* Cool and damp, but dry weather to return: Full Forecast *
"Climate scientists have begun to feel like a bunch of Noahs - thousands of Noahs," University of Victoria in British Columbia climate scientist Andrew Weaver told the British science journal Nature, in an article in its April 30 issue. Weaver was alluding to a building sense of frustration, perhaps bordering on desperation, regarding the continuing gulf between research that shows there is an increasingly urgent need to reduce climate disrupting emissions in the next several decades, and the slow pace of climate change policy making to ensure such reductions are achieved.
As several articles and studies in that edition of Nature discuss, perhaps this disconnect can be overcome by re-framing the issue. Up to now, most scientists and policymakers have framed the challenge of mitigating climate change as a matter of trying to limit the concentration of greenhouse gases in the atmosphere to below a particular target, described in terms of parts per million of carbon dioxide equivalent (carbon dioxide is the most important human-produced greenhouse gas ).
Keep reading for more on the challenge of how to frame emissions goals...
The current concentration is about 387 parts per million, and targets that are commonly discussed range from between 350 to 550ppm. Policy solutions, such as so-called "cap and trade" plans, one of which is currently the subject of considerable debate in Congress, or carbon taxes, are being designed with versions of such thresholds in mind.
The targets approach was legally enshrined in a 1992 U.N. Treaty that committed the global community to limiting greenhouse gas concentrations to a level "that would prevent dangerous anthropogenic [man-made] interference with the climate system."
But as the recent edition of Nature spells out, a more effective way to think about the problem, both from a climate science and public policy perspective, may be in terms of how much more greenhouse gas emissions humanity can emit before guaranteeing "dangerous" climate change. In other words, instead of telling policy makers to design solutions that would keep atmospheric greenhouse gas concentrations to a certain, safe level, scientists instead would help define a safe budget of how many future emissions we can afford.
A critical distinction between this approach and concentration targets is that an emissions budget would take into account the considerable scientific uncertainty regarding how the climate system would respond if greenhouse gas concentrations were to climb to, say, 450ppm and level off there for many decades or more.
A computer modeling study published this year in Proceedings of the National Academy of Sciences by NOAA scientist Susan Solomon and colleagues showed that, once greenhouse gas concentrations are stabilized at particular concentration levels, the climate system could require more than a thousand years to bring global average temperatures back down again.
The main reasons it takes so long for the climate system to recover are the inability of natural processes to rapidly cleanse the atmosphere of many long-lived greenhouse gases emitted, and the delayed heat response of the oceans, which warm up slower than the air does.
As Nature writer Richard Monastersky described it, "A focus on total carbon emissions rather than concentrations... wipes away that problem because it demands that concentrations go up and -- eventually -- come back down, never stabilizing at a particular level. So the climate never reaches equilibrium and the uncertain- ties about its long-term response do not matter as much."
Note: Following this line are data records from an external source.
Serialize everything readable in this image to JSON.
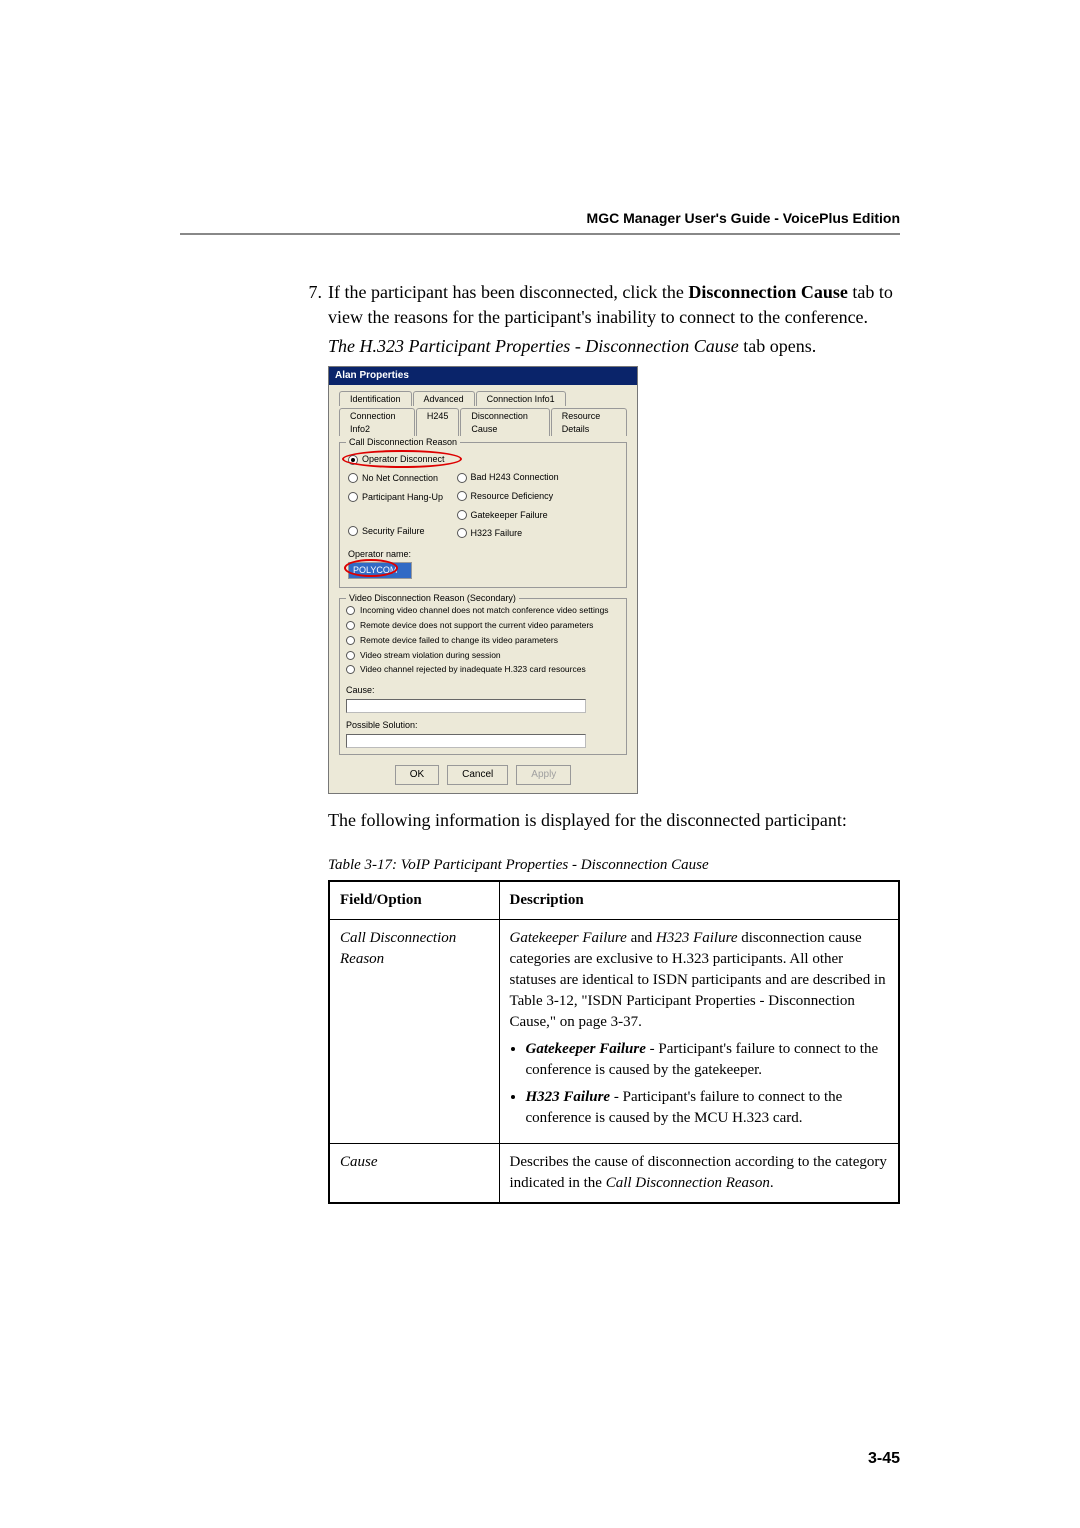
{
  "header": {
    "title": "MGC Manager User's Guide - VoicePlus Edition"
  },
  "step": {
    "number": "7.",
    "text_prefix": "If the participant has been disconnected, click the ",
    "text_bold": "Disconnection Cause",
    "text_suffix": " tab to view the reasons for the participant's inability to connect to the conference.",
    "caption_prefix": "The ",
    "caption_italic": "H.323 Participant Properties - Disconnection Cause",
    "caption_suffix": " tab opens."
  },
  "dialog": {
    "title": "Alan Properties",
    "tabs_row1": [
      "Identification",
      "Advanced",
      "Connection Info1"
    ],
    "tabs_row2": [
      "Connection Info2",
      "H245",
      "Disconnection Cause",
      "Resource Details"
    ],
    "active_tab": "Disconnection Cause",
    "cdr_legend": "Call Disconnection Reason",
    "radios_left": [
      "Operator Disconnect",
      "No Net Connection",
      "Participant Hang-Up",
      "Security Failure"
    ],
    "radios_right": [
      "Bad H243 Connection",
      "Resource Deficiency",
      "Gatekeeper Failure",
      "H323 Failure"
    ],
    "radios_checked": "Operator Disconnect",
    "operator_name_label": "Operator name:",
    "operator_name_value": "POLYCOM",
    "secondary_legend": "Video Disconnection Reason (Secondary)",
    "secondary_items": [
      "Incoming video channel does not match conference video settings",
      "Remote device does not support the current video parameters",
      "Remote device failed to change its video parameters",
      "Video stream violation during session",
      "Video channel rejected by inadequate H.323 card resources"
    ],
    "cause_label": "Cause:",
    "possible_solution_label": "Possible Solution:",
    "buttons": {
      "ok": "OK",
      "cancel": "Cancel",
      "apply": "Apply"
    }
  },
  "body_text": "The following information is displayed for the disconnected participant:",
  "table": {
    "caption": "Table 3-17: VoIP Participant Properties - Disconnection Cause",
    "header": {
      "field": "Field/Option",
      "desc": "Description"
    },
    "rows": [
      {
        "field": "Call Disconnection Reason",
        "desc_intro_i1": "Gatekeeper Failure",
        "desc_intro_and": " and ",
        "desc_intro_i2": "H323 Failure",
        "desc_intro_rest": " disconnection cause categories are exclusive to H.323 participants. All other statuses are identical to ISDN participants and are described in Table 3-12, \"ISDN Participant Properties - Disconnection Cause,\" on page 3-37.",
        "bullets": [
          {
            "lead": "Gatekeeper Failure",
            "rest": " - Participant's failure to connect to the conference is caused by the gatekeeper."
          },
          {
            "lead": "H323 Failure",
            "rest": " - Participant's failure to connect to the conference is caused by the MCU H.323 card."
          }
        ]
      },
      {
        "field": "Cause",
        "desc_plain_pre": "Describes the cause of disconnection according to the category indicated in the ",
        "desc_plain_ital": "Call Disconnection Reason",
        "desc_plain_post": "."
      }
    ]
  },
  "page_number": "3-45"
}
Framing climate change mitigation as a greenhouse gas emissions budget problem could be more effective at driving home the point that Weaver and other climate scientists feel they have not succeeded in conveying well enough yet: there is only so much more fossil fuel energy that humanity can use if we hope to avert "dangerous" climate change.
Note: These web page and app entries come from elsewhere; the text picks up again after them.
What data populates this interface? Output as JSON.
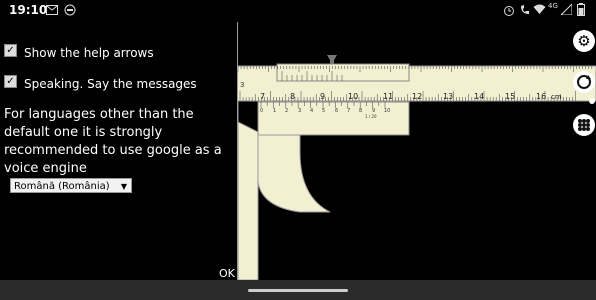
{
  "status": {
    "time": "19:10",
    "network": "4G"
  },
  "settings": {
    "show_help_arrows_label": "Show the help arrows",
    "show_help_arrows_checked": true,
    "speaking_label": "Speaking. Say the messages",
    "speaking_checked": true,
    "voice_note": "For languages other than the default one it is strongly recommended to use google as a voice engine",
    "language_selected": "Română (România)",
    "ok_label": "OK"
  },
  "caliper": {
    "main_scale_labels": [
      "3",
      "7",
      "8",
      "9",
      "10",
      "11",
      "12",
      "13",
      "14",
      "15",
      "16"
    ],
    "unit": "cm",
    "vernier_labels": [
      "0",
      "1",
      "2",
      "3",
      "4",
      "5",
      "6",
      "7",
      "8",
      "9",
      "10"
    ],
    "vernier_precision": "1 / 20"
  },
  "colors": {
    "scale_fill": "#f3f0d2",
    "panel_bg": "#000000",
    "navbar_bg": "#2b2b2b"
  },
  "icons": {
    "settings": "gear-icon",
    "rotate": "rotate-icon",
    "menu": "grid-menu-icon"
  }
}
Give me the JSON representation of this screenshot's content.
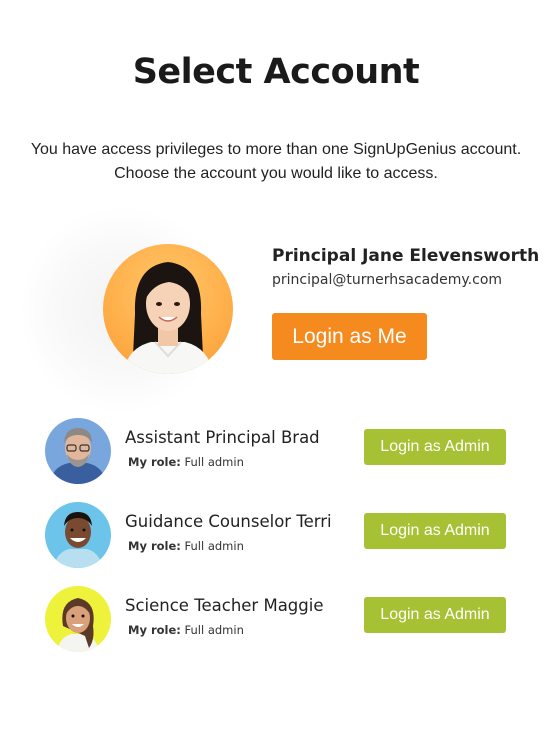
{
  "header": {
    "title": "Select Account"
  },
  "intro": {
    "line1": "You have access privileges to more than one SignUpGenius account.",
    "line2": "Choose the account you would like to access."
  },
  "primary_account": {
    "name": "Principal Jane Elevensworth",
    "email": "principal@turnerhsacademy.com",
    "button_label": "Login as Me",
    "button_color": "#f58a1f"
  },
  "accounts": [
    {
      "name": "Assistant Principal Brad",
      "role_label": "My role:",
      "role": "Full admin",
      "button_label": "Login as Admin"
    },
    {
      "name": "Guidance Counselor Terri",
      "role_label": "My role:",
      "role": "Full admin",
      "button_label": "Login as Admin"
    },
    {
      "name": "Science Teacher Maggie",
      "role_label": "My role:",
      "role": "Full admin",
      "button_label": "Login as Admin"
    }
  ],
  "colors": {
    "admin_button": "#a6c133",
    "primary_button": "#f58a1f"
  }
}
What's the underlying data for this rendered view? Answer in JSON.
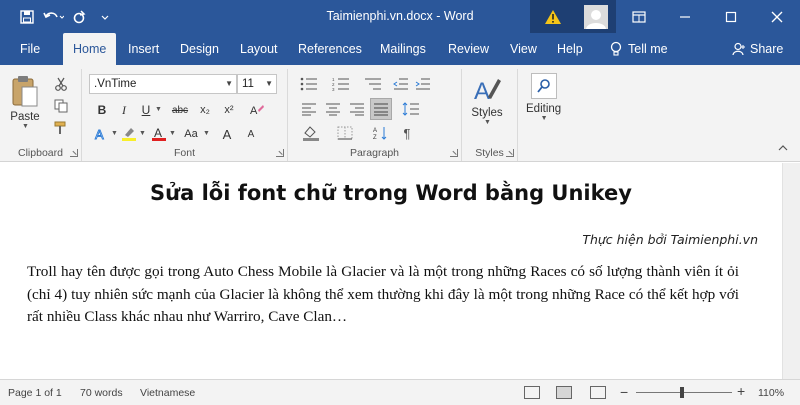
{
  "titlebar": {
    "doc_title": "Taimienphi.vn.docx - Word",
    "bg_color": "#2b579a",
    "quick_access": [
      "save-icon",
      "undo-icon",
      "redo-icon",
      "customize-icon"
    ],
    "window_buttons": [
      "warning-icon",
      "account-icon",
      "ribbon-display-icon",
      "minimize-icon",
      "maximize-icon",
      "close-icon"
    ]
  },
  "tabs": [
    {
      "label": "File"
    },
    {
      "label": "Home",
      "active": true
    },
    {
      "label": "Insert"
    },
    {
      "label": "Design"
    },
    {
      "label": "Layout"
    },
    {
      "label": "References"
    },
    {
      "label": "Mailings"
    },
    {
      "label": "Review"
    },
    {
      "label": "View"
    },
    {
      "label": "Help"
    }
  ],
  "tell_me": "Tell me",
  "share": "Share",
  "ribbon": {
    "clipboard": {
      "label": "Clipboard",
      "paste": "Paste"
    },
    "font": {
      "label": "Font",
      "font_name": ".VnTime",
      "font_size": "11",
      "buttons": [
        "B",
        "I",
        "U",
        "abc",
        "x₂",
        "x²",
        "A",
        "Aa",
        "A",
        "A"
      ]
    },
    "paragraph": {
      "label": "Paragraph"
    },
    "styles": {
      "label": "Styles",
      "button": "Styles"
    },
    "editing": {
      "button": "Editing"
    }
  },
  "document": {
    "heading": "Sửa lỗi font chữ trong Word bằng Unikey",
    "byline": "Thực hiện bởi Taimienphi.vn",
    "body": "Troll hay tên được gọi trong Auto Chess Mobile là Glacier và là một trong những Races có số lượng thành viên ít ỏi (chỉ 4) tuy nhiên sức mạnh của Glacier là không thể xem thường khi đây là một trong những Race có thể kết hợp với rất nhiều Class khác nhau như Warriro, Cave Clan…"
  },
  "statusbar": {
    "page": "Page 1 of 1",
    "words": "70 words",
    "language": "Vietnamese",
    "zoom_minus": "−",
    "zoom_plus": "+",
    "zoom": "110%"
  }
}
The problem with this re-framing, however, is that the industrialized world, particularly the United States, has not exactly shown a knack for balanced budgets lately. Given current technology, there is no way to implement a 'carbon bailout' if we exceed the emissions budget. And it won't be Wall Street that will judge Washington, but rather Mother Nature, who can be even more unpredictable and vengeful.
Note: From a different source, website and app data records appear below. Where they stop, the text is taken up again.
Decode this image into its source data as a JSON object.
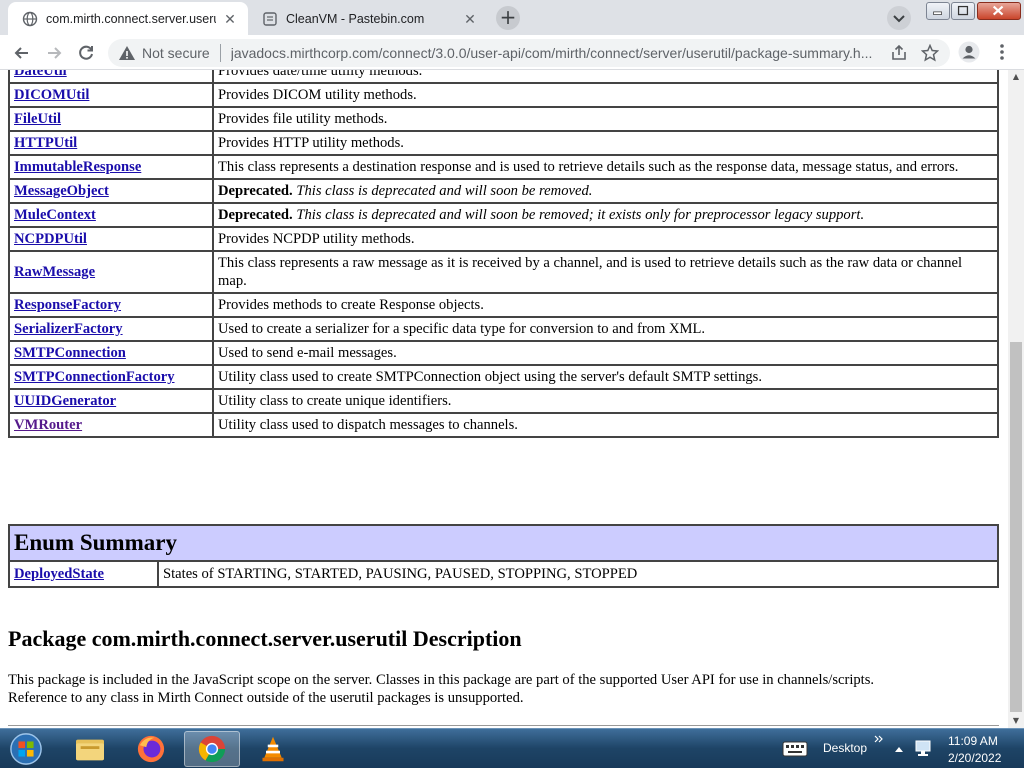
{
  "browser": {
    "tabs": [
      {
        "title": "com.mirth.connect.server.userutil",
        "active": true
      },
      {
        "title": "CleanVM - Pastebin.com",
        "active": false
      }
    ],
    "new_tab_label": "+",
    "address": {
      "security_label": "Not secure",
      "url": "javadocs.mirthcorp.com/connect/3.0.0/user-api/com/mirth/connect/server/userutil/package-summary.h..."
    }
  },
  "page": {
    "classes": [
      {
        "name": "DateUtil",
        "desc": "Provides date/time utility methods."
      },
      {
        "name": "DICOMUtil",
        "desc": "Provides DICOM utility methods."
      },
      {
        "name": "FileUtil",
        "desc": "Provides file utility methods."
      },
      {
        "name": "HTTPUtil",
        "desc": "Provides HTTP utility methods."
      },
      {
        "name": "ImmutableResponse",
        "desc": "This class represents a destination response and is used to retrieve details such as the response data, message status, and errors."
      },
      {
        "name": "MessageObject",
        "deprecated_label": "Deprecated.",
        "deprecated_text": "This class is deprecated and will soon be removed."
      },
      {
        "name": "MuleContext",
        "deprecated_label": "Deprecated.",
        "deprecated_text": "This class is deprecated and will soon be removed; it exists only for preprocessor legacy support."
      },
      {
        "name": "NCPDPUtil",
        "desc": "Provides NCPDP utility methods."
      },
      {
        "name": "RawMessage",
        "desc": "This class represents a raw message as it is received by a channel, and is used to retrieve details such as the raw data or channel map."
      },
      {
        "name": "ResponseFactory",
        "desc": "Provides methods to create Response objects."
      },
      {
        "name": "SerializerFactory",
        "desc": "Used to create a serializer for a specific data type for conversion to and from XML."
      },
      {
        "name": "SMTPConnection",
        "desc": "Used to send e-mail messages."
      },
      {
        "name": "SMTPConnectionFactory",
        "desc": "Utility class used to create SMTPConnection object using the server's default SMTP settings."
      },
      {
        "name": "UUIDGenerator",
        "desc": "Utility class to create unique identifiers."
      },
      {
        "name": "VMRouter",
        "desc": "Utility class used to dispatch messages to channels.",
        "visited": true
      }
    ],
    "enum_summary": {
      "heading": "Enum Summary",
      "rows": [
        {
          "name": "DeployedState",
          "desc": "States of STARTING, STARTED, PAUSING, PAUSED, STOPPING, STOPPED"
        }
      ]
    },
    "description": {
      "heading": "Package com.mirth.connect.server.userutil Description",
      "text": "This package is included in the JavaScript scope on the server. Classes in this package are part of the supported User API for use in channels/scripts. Reference to any class in Mirth Connect outside of the userutil packages is unsupported."
    }
  },
  "taskbar": {
    "apps": [
      "start-orb-icon",
      "file-explorer-icon",
      "firefox-icon",
      "chrome-icon",
      "vlc-icon"
    ],
    "desktop_label": "Desktop",
    "clock_time": "11:09 AM",
    "clock_date": "2/20/2022"
  },
  "colors": {
    "link": "#1a0dab",
    "visited_link": "#551a8b",
    "table_header_bg": "#ccccff",
    "tab_strip_bg": "#dee1e6"
  }
}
As Monastersky wrote, "Unfortunately, the world is behaving as though it expects to be able to arrange a large overdraft. And researchers can only come up with so many ways of presenting the gravity of the carbon problem to the rest of the world."